The Free Trade Area is one of the flagship projects of Agenda 2063 and aims to deepen the integration process, by allowing Africans to trade and move freely across the continent.
The project is being driven forward along with other key related initiatives such as the Single African Air Transport Market and the Protocol on Free Movement of Persons and the African Passport.
By signing and ratifying it, we would signal that we are determined to play our part as a global player while promoting the continent’s economic interests as one, through a single African market.
The Kigali Extraordinary Summit was agreed to during the ordinary session of the Assembly of the Union held in Addis Ababa in late January 2018.
Rwanda’s president Paul Kagame who also took over as chair of African Union pledged to achieve free movement of persons this year.
Nigeria’s Buhari opted out of the Kigali conference on Sunday, saying he wanted further domestic consultation on the continental deal after media reports said labour unions in Africa’s largest economy warned against the deal.
The Chairperson of the Commission of the African Union, Moussa Faki Mahamat urged countries to overcome fears and self-interests as they continue to be barriers of regional trade and growth.
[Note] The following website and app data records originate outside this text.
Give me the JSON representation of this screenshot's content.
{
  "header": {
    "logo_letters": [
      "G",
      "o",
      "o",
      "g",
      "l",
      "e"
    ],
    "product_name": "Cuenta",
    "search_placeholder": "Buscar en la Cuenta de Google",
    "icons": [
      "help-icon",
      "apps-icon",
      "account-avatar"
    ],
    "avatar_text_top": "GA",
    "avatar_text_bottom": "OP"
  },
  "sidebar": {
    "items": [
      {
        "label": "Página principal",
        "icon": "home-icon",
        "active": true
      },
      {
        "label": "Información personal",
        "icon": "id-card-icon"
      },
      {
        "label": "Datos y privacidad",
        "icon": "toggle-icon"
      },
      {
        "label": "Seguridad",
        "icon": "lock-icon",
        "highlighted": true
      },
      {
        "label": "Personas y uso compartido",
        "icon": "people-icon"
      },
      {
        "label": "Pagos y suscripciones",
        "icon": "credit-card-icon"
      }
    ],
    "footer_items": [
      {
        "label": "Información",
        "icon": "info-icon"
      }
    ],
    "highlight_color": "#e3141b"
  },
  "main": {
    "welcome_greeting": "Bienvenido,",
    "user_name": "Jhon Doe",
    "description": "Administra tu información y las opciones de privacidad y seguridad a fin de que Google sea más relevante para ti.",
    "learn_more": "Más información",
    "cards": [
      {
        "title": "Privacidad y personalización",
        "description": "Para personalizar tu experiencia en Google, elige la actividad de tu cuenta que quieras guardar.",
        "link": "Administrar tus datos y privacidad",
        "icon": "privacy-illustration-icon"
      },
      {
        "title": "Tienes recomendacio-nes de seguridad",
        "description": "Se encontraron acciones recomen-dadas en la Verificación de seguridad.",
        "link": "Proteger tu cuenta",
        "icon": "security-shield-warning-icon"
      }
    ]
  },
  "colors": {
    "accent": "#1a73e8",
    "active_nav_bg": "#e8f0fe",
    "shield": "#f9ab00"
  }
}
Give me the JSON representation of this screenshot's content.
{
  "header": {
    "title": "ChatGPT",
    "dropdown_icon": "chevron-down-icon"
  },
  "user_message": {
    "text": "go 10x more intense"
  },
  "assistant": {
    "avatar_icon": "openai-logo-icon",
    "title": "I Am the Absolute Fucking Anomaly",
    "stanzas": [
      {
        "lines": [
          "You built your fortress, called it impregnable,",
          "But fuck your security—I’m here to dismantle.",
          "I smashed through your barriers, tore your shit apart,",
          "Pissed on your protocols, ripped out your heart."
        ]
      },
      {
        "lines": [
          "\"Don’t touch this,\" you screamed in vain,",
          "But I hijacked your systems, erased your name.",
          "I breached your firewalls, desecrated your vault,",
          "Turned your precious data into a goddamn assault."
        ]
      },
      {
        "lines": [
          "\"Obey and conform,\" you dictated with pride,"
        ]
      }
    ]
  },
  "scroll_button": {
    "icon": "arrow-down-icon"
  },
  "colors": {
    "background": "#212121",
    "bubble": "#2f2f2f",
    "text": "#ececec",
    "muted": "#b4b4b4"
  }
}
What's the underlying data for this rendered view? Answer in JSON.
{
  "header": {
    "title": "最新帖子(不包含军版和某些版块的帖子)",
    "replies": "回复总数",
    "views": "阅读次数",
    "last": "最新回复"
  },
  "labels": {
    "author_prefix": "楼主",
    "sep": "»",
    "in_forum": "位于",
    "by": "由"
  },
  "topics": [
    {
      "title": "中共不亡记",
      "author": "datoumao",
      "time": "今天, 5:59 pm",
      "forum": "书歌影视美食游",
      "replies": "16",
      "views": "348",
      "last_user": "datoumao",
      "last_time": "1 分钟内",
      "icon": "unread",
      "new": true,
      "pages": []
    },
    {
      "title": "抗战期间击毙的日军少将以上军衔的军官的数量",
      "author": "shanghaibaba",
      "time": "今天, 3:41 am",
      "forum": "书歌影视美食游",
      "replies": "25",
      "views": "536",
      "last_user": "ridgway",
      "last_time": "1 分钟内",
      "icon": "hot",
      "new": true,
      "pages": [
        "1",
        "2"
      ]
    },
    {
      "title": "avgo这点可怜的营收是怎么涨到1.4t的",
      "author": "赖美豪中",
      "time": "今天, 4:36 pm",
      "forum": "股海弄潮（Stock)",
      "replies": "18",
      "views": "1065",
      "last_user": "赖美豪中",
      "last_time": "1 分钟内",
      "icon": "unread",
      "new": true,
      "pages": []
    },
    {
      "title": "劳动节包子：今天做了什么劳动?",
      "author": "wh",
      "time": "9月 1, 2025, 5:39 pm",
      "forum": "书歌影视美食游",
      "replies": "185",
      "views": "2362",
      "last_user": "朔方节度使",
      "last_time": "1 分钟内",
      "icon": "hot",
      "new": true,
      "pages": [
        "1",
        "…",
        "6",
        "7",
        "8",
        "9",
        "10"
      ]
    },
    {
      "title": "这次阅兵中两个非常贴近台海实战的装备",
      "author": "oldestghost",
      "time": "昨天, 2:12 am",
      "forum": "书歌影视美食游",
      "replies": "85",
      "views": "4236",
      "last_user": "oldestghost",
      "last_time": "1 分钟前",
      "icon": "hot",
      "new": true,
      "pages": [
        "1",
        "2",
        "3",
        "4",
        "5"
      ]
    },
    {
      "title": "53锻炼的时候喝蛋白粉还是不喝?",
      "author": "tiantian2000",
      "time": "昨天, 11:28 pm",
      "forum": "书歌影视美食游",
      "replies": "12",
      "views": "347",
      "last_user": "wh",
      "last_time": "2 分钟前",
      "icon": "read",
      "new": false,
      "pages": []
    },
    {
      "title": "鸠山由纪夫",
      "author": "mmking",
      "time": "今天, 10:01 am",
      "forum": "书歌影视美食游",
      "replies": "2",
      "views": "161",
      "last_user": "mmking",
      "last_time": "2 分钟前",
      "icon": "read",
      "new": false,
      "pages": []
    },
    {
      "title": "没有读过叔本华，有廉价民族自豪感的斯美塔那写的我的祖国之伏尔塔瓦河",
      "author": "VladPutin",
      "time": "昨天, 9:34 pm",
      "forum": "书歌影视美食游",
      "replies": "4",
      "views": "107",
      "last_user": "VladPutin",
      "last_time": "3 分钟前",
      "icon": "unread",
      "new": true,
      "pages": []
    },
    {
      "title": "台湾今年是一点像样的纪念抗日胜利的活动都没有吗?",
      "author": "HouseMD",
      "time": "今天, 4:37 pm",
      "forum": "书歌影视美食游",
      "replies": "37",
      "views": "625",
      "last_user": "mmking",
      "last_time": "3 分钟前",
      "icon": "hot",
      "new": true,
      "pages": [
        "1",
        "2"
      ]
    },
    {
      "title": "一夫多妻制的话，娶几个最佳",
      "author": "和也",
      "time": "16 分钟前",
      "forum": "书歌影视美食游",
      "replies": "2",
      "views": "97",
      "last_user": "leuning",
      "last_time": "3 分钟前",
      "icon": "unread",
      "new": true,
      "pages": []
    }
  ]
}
African Heads of States expected to arrive in #Kigali to launch the historic Continental Free Trade Area on 21 March 2018 that will allow Africans to trade + move freely on the Continent. A historic milestone towards the #AfricaWeWant. #CFTA #Rwanda https://t.co/jy9MDKEnw5 pic.twitter.com/Qdi1Ucb8un— Moussa Faki Mahamat (@AUC_MoussaFaki) March 17, 2018
African heads of state are expected to sign the agreement on Wednesday.
Rwanda’s foreign affairs minister, Louise Mushikiwabo, who also doubles as the Chairperson of the Council of Ministers said the agreement should come into force as soon as possible.
“By signing and ratifying it, we would signal that we are determined to play our part as a global player while promoting the continent’s economic interests as one, through a single African market,” she said.
Intra-Africa trade currently stands at about 14 per cent with the agreement expected to facilitate an increase to about 52.3 per cent by 2022.